EDITOR'S NOTE: This is the second of a series of columns based on the corporate takeover of the opportunities that exist in the Bakken oil patch. Check out last week's column which was part one.
WILLISTON, N.D. - Seriously, there are opportunities for young people to survive and thrive in a large, corporate environment, but it's imperative to understand "Mothership culture," terms and worst practices. Here are some basic fundamentals:
WATFORD CITY, N.D. -- I’m 10 or 11, and I’m bundled up with Carharts over my red barn jacket, over long underwear, topped off with a knit scarf, mittens, a beanie and a too-big, blaze-orange vest sort of dangling off my shoulders.
BISMARCK, N.D. -- Terra Cotta, named for her coloring, arrived at the Central Dakota Humane Society in June of 2006 with severely infected eyes and weighing a mere 1.1 pounds — far from being picture perfect. That is where two animal lovers, Lee and Jolene Podoll, for the first time met the cat that is being featured in a 2015 cat calendar. It’s called the Workman’s Publishing “365 Cats” calendar, with a cat photo for each day.RELATED CONTENT

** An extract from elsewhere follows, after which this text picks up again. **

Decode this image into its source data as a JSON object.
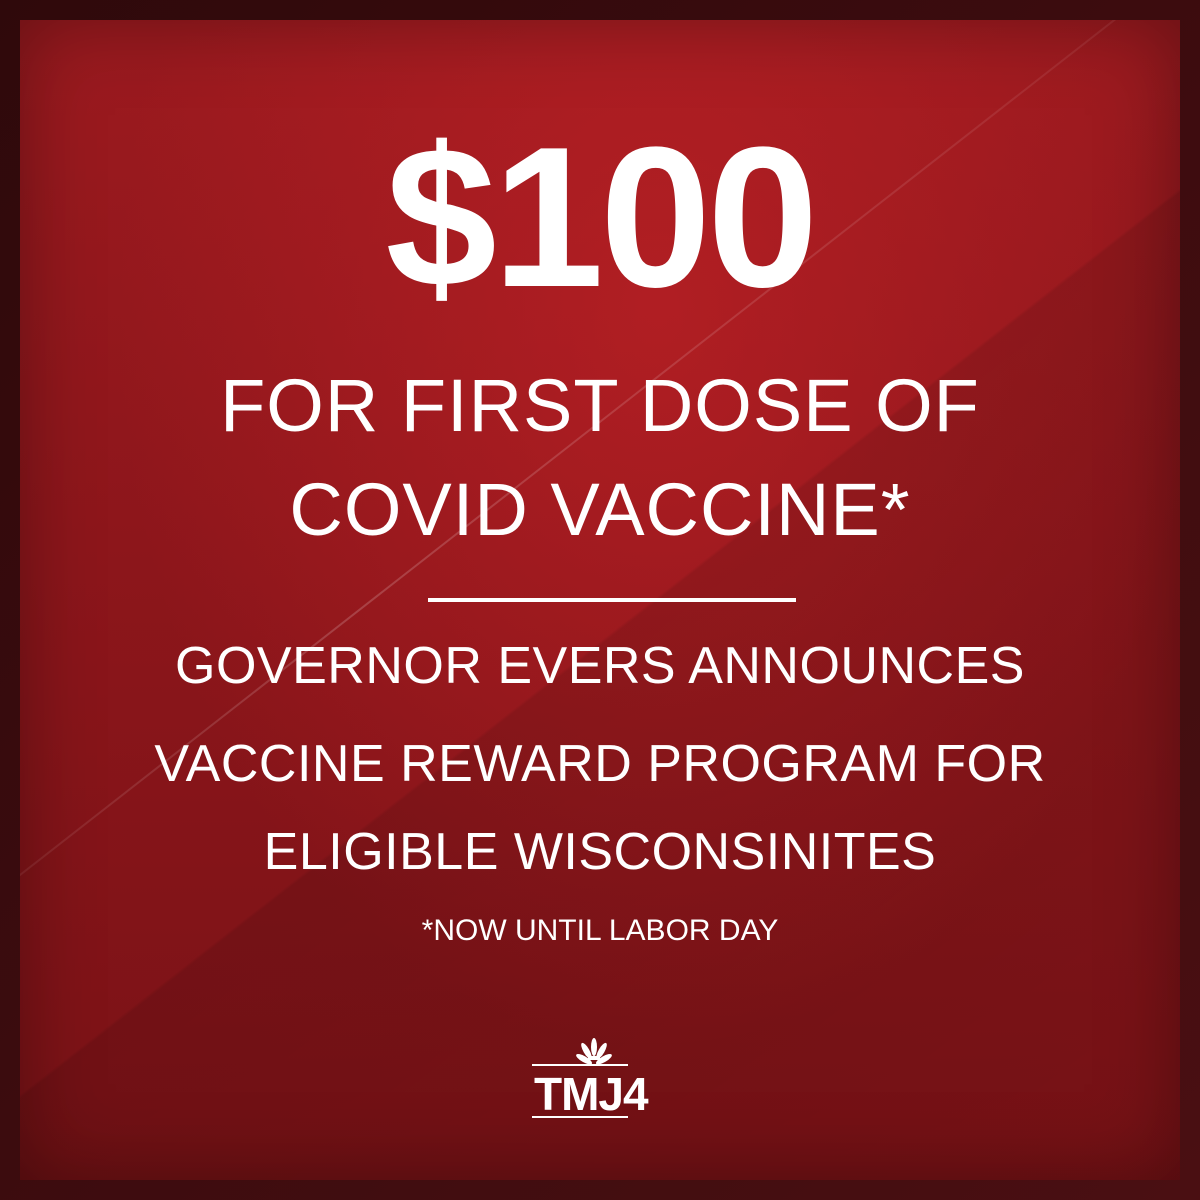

WILLISTON, N.D. - Three to four years ago, it was real easy getting things done around here. Roughnecks came by the hundreds in their F350s or Silverado Duramaxes, pulling campers and squatting in the Walmart parking, or a field, or wherever. Local company offices were usually a 12-by-18-foot, wobbly box trailer with a propane tank, a water hose and a flex sewer line, and who knows or cared where it went. These pioneers were hard working and productive, returning back high value to their companies who just left them alone.RELATED CONTENT
WATFORD CITY, N.D. -- I took my last ride before the snow fell last Saturday. Even before the weatherman told us it was coming, we knew it. We have ways of knowing out here even before the air turns cold: ribbons of geese flying south in the gray sky, the thickening coats on our horses, frost on trees and a film of ice on stock dams in the morning, an ache in my left wrist, arthritic from a fall off a horse that broke it in eighth grade, hunters out in orange, sneaking and waiting for a deer to fill their tag at their freezers.RELATED CONTENT
WILLISTON, N.D. -- Keesha Renna is drawn to stories, and in her adopted city of Williston, the tales of struggle, heartache and loneliness are boundless. Intrigued by a story she read on North Dakota’s fracking boom in Harper’s Magazine more than a year ago, Renna first landed in Minot for a few months, then moved to Williston in September 2013. Armed with a degree in anthropology, a stint as a bartender and three years as a music promoter, the 27-year-old from Boise, Idaho, is hoping her musical take on the Bakken will reflect the many perspectives she has experienced in “one of the most pivotal moments in my time.”RELATED CONTENT